[[ WORKING DATA open ]]

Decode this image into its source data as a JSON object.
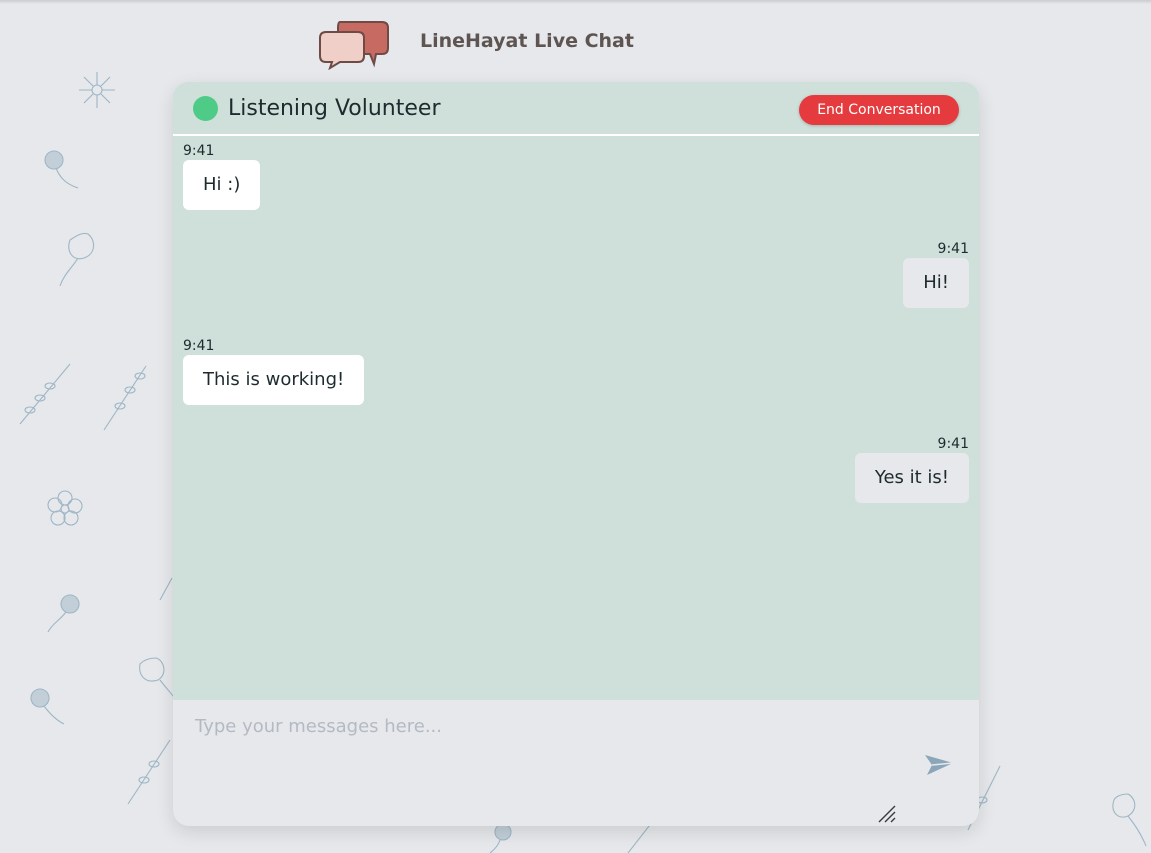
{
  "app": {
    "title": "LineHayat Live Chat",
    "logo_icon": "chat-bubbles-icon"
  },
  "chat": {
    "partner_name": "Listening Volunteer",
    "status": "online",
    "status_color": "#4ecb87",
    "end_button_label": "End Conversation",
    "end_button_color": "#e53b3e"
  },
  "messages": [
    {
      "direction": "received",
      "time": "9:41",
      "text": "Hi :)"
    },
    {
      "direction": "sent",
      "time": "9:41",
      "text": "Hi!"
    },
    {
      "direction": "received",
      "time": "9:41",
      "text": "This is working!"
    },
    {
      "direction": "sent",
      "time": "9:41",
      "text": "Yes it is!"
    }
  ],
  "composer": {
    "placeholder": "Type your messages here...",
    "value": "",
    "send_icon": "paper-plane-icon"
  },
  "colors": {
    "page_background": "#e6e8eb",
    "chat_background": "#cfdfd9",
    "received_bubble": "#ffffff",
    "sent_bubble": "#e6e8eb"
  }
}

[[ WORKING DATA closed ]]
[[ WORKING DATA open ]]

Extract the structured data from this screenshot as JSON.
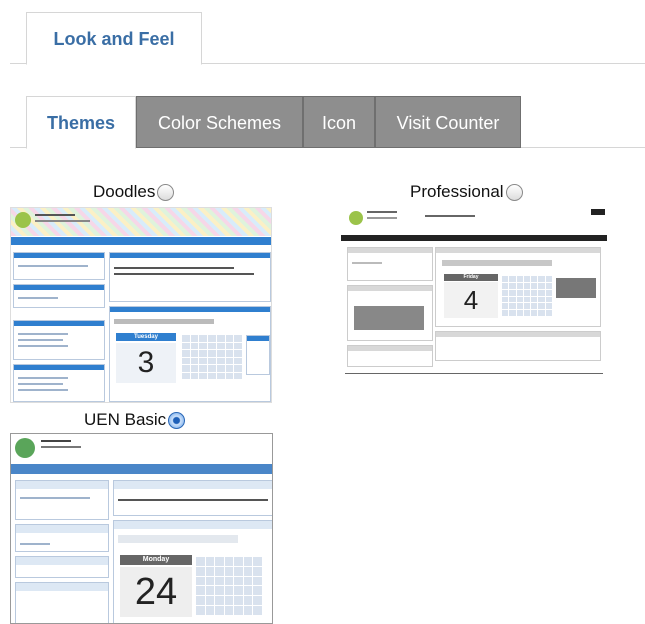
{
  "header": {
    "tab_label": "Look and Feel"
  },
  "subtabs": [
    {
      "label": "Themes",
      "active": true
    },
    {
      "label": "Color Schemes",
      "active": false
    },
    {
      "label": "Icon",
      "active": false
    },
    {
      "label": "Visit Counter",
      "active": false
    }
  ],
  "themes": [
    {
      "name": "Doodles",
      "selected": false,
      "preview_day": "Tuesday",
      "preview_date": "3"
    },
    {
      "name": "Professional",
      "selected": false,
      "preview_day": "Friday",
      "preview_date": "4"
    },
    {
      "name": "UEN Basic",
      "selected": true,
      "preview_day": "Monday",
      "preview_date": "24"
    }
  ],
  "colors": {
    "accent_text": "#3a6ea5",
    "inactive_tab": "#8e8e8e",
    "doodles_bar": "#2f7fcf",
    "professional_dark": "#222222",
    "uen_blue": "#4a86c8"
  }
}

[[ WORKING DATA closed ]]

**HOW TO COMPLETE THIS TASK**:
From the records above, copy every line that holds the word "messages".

**EXERCISE OUTPUT**:
  "messages": [
    "placeholder": "Type your messages here...",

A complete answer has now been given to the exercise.